[The task]: Repeat exactly the lines from the one containing "What's the underlying" through the last line of the records below, both included, and nothing else.
Provided data: Begin
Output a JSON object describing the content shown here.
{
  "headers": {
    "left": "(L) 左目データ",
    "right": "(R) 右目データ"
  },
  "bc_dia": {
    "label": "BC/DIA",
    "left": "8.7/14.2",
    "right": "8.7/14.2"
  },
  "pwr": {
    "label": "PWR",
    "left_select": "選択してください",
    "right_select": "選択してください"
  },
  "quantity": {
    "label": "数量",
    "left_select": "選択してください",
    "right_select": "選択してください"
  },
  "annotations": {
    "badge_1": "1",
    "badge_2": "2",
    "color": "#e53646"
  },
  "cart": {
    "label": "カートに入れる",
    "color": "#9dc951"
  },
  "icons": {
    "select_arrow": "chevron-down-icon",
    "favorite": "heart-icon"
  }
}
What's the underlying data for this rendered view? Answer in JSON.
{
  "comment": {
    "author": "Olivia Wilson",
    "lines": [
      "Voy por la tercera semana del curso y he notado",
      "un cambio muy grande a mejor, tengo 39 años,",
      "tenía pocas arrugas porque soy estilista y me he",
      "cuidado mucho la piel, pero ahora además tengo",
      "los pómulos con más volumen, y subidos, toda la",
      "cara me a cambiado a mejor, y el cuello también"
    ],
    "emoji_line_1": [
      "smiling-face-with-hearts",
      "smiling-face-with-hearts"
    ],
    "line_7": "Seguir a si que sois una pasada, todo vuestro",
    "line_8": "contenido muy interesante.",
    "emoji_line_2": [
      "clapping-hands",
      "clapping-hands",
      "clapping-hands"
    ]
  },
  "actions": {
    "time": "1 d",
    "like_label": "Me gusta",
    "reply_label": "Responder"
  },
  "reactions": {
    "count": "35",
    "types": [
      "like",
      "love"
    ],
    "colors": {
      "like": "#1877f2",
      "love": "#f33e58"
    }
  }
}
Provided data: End
[Answer to the exercise]:
What's the underlying data for this rendered view? Answer in JSON.
{
  "comment": {
    "author": "Olivia Wilson",
    "lines": [
      "Voy por la tercera semana del curso y he notado",
      "un cambio muy grande a mejor, tengo 39 años,",
      "tenía pocas arrugas porque soy estilista y me he",
      "cuidado mucho la piel, pero ahora además tengo",
      "los pómulos con más volumen, y subidos, toda la",
      "cara me a cambiado a mejor, y el cuello también"
    ],
    "emoji_line_1": [
      "smiling-face-with-hearts",
      "smiling-face-with-hearts"
    ],
    "line_7": "Seguir a si que sois una pasada, todo vuestro",
    "line_8": "contenido muy interesante.",
    "emoji_line_2": [
      "clapping-hands",
      "clapping-hands",
      "clapping-hands"
    ]
  },
  "actions": {
    "time": "1 d",
    "like_label": "Me gusta",
    "reply_label": "Responder"
  },
  "reactions": {
    "count": "35",
    "types": [
      "like",
      "love"
    ],
    "colors": {
      "like": "#1877f2",
      "love": "#f33e58"
    }
  }
}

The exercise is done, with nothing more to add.